Spring in southern California means poppies and wildflowers. One of the best places to enjoy the blooms is at the Antelope Valley California Poppy Reserve located 15 miles west of Lancaster, and approximately 67 miles north of downtown Los Angeles. Wildflower season is usually from mid-February through mid-May although this can vary according to weather patterns such as drought or heavy rains.

Whether you are an intrepid hiker or wheelchair bound, young or old, there is plenty to see and do for everybody. Eight miles of trails with never-ending vistas of color on the gently rolling hills afford some good exercise. Or the visitor can relax on one of the many benches and soak in the view. If you are an artist, bring a sketch pad. For the photographer, every frame is a masterpiece. The Jane S. Pinheiro Interpretive Center, open during wildflower season, offers videos and informative exhibits related to the area.


Conditions change from week to week and sometimes day to day. One weekend the poppies can be open, enjoying the sunshine and warm breezes, the next they can be closed up because of gray skies and strong winds. Other plant species such as owl’s clover, lupine, goldfield, cream cups, and coreopsis could be beginning or ending their life cycle. Although every visitor prefers to arrive when there is a brilliant show of flowers, there is no bad day to visit. In the fall, the area is still beautiful with warm days and less chance of high winds.

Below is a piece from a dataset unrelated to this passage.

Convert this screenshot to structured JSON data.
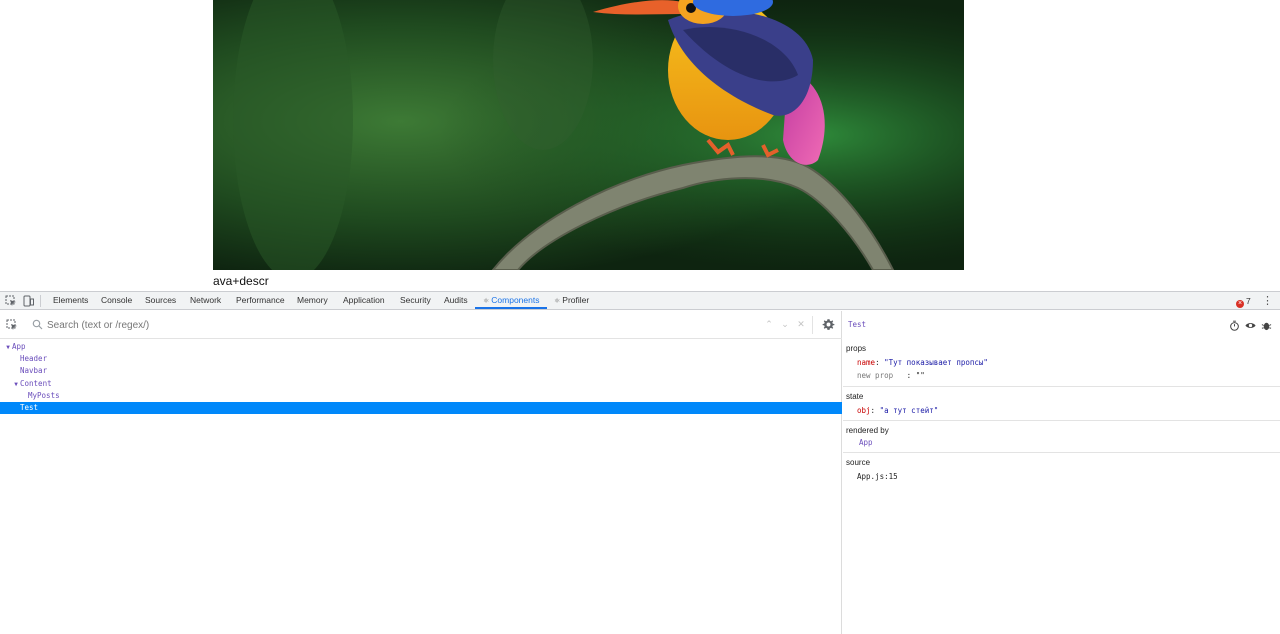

Besides wildflowers, if you look carefully you may enjoy sightings of wildlife including lizards, rattlesnakes, coyotes, bobcats, mice, gophers, or scorpions—all inhabitants of this terrain in the high Mojave Desert.

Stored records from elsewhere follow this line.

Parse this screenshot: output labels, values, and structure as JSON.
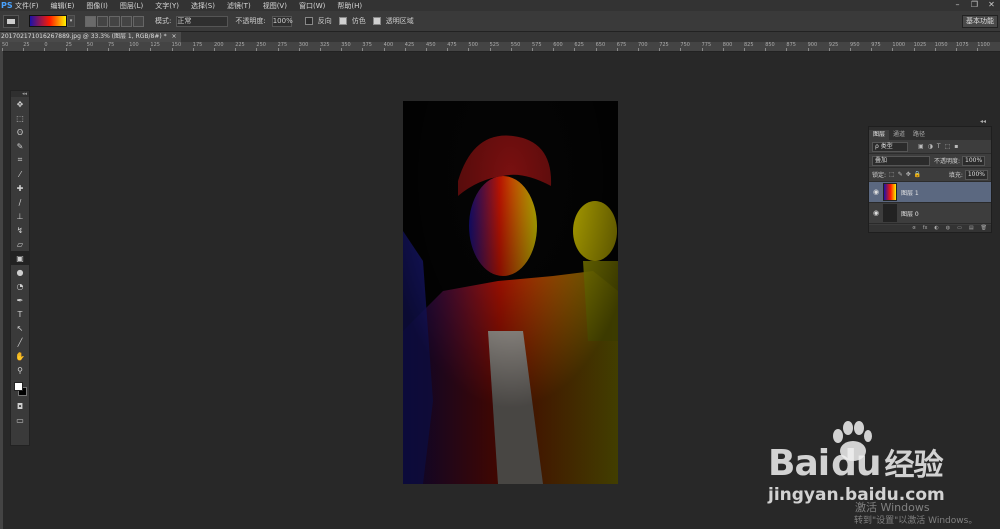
{
  "app": {
    "logo": "PS"
  },
  "menu": {
    "items": [
      "文件(F)",
      "编辑(E)",
      "图像(I)",
      "图层(L)",
      "文字(Y)",
      "选择(S)",
      "滤镜(T)",
      "视图(V)",
      "窗口(W)",
      "帮助(H)"
    ]
  },
  "window_controls": {
    "minimize": "–",
    "restore": "❐",
    "close": "✕"
  },
  "options": {
    "mode_label": "模式:",
    "mode_value": "正常",
    "opacity_label": "不透明度:",
    "opacity_value": "100%",
    "reverse_label": "反向",
    "dither_label": "仿色",
    "transparency_label": "透明区域",
    "reverse_checked": false,
    "dither_checked": true,
    "transparency_checked": true,
    "workspace": "基本功能"
  },
  "document": {
    "tab_title": "201702171016267889.jpg @ 33.3% (图层 1, RGB/8#) *",
    "close": "×"
  },
  "ruler": {
    "labels": [
      "50",
      "25",
      "0",
      "25",
      "50",
      "75",
      "100",
      "125",
      "150",
      "175",
      "200",
      "225",
      "250",
      "275",
      "300",
      "325",
      "350",
      "375",
      "400",
      "425",
      "450",
      "475",
      "500",
      "525",
      "550",
      "575",
      "600",
      "625",
      "650",
      "675",
      "700",
      "725",
      "750",
      "775",
      "800",
      "825",
      "850",
      "875",
      "900",
      "925",
      "950",
      "975",
      "1000",
      "1025",
      "1050",
      "1075",
      "1100"
    ]
  },
  "tools": {
    "grip": "◂◂",
    "items": [
      {
        "icon": "move-icon",
        "glyph": "✥"
      },
      {
        "icon": "marquee-icon",
        "glyph": "⬚"
      },
      {
        "icon": "lasso-icon",
        "glyph": "ʘ"
      },
      {
        "icon": "quick-select-icon",
        "glyph": "✎"
      },
      {
        "icon": "crop-icon",
        "glyph": "⌗"
      },
      {
        "icon": "eyedropper-icon",
        "glyph": "⁄"
      },
      {
        "icon": "healing-icon",
        "glyph": "✚"
      },
      {
        "icon": "brush-icon",
        "glyph": "∕"
      },
      {
        "icon": "stamp-icon",
        "glyph": "⊥"
      },
      {
        "icon": "history-brush-icon",
        "glyph": "↯"
      },
      {
        "icon": "eraser-icon",
        "glyph": "▱"
      },
      {
        "icon": "gradient-icon",
        "glyph": "▣"
      },
      {
        "icon": "blur-icon",
        "glyph": "●"
      },
      {
        "icon": "dodge-icon",
        "glyph": "◔"
      },
      {
        "icon": "pen-icon",
        "glyph": "✒"
      },
      {
        "icon": "type-icon",
        "glyph": "T"
      },
      {
        "icon": "path-select-icon",
        "glyph": "↖"
      },
      {
        "icon": "line-icon",
        "glyph": "╱"
      },
      {
        "icon": "hand-icon",
        "glyph": "✋"
      },
      {
        "icon": "zoom-icon",
        "glyph": "⚲"
      }
    ],
    "extra": [
      {
        "icon": "quick-mask-icon",
        "glyph": "◘"
      },
      {
        "icon": "screen-mode-icon",
        "glyph": "▭"
      }
    ]
  },
  "layers_panel": {
    "collapse": "◂◂",
    "tabs": [
      "图层",
      "通道",
      "路径"
    ],
    "filter_label": "ρ 类型",
    "blend_mode": "叠加",
    "opacity_label": "不透明度:",
    "opacity_value": "100%",
    "lock_label": "锁定:",
    "fill_label": "填充:",
    "fill_value": "100%",
    "layers": [
      {
        "name": "图层 1",
        "selected": true,
        "visible": true
      },
      {
        "name": "图层 0",
        "selected": false,
        "visible": true
      }
    ],
    "bottom_icons": [
      "ɞ",
      "fx",
      "◐",
      "◍",
      "▭",
      "▤",
      "🗑"
    ]
  },
  "watermark": {
    "logo_main": "Bai",
    "logo_du": "du",
    "logo_cn": "经验",
    "url": "jingyan.baidu.com",
    "activation_title": "激活 Windows",
    "activation_sub": "转到\"设置\"以激活 Windows。"
  },
  "colors": {
    "accent": "#4aa3ff",
    "selected_layer": "#5b6880",
    "canvas_bg": "#282828"
  }
}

Whatever time of year you choose to visit, don’t forget to bring a hat, sunscreen, and water.

For more information and directions, visit the official Antelope Valley California Poppy Reserve website.

For a photo gallery, click here.

(All photos copyright roslyn m wilkins)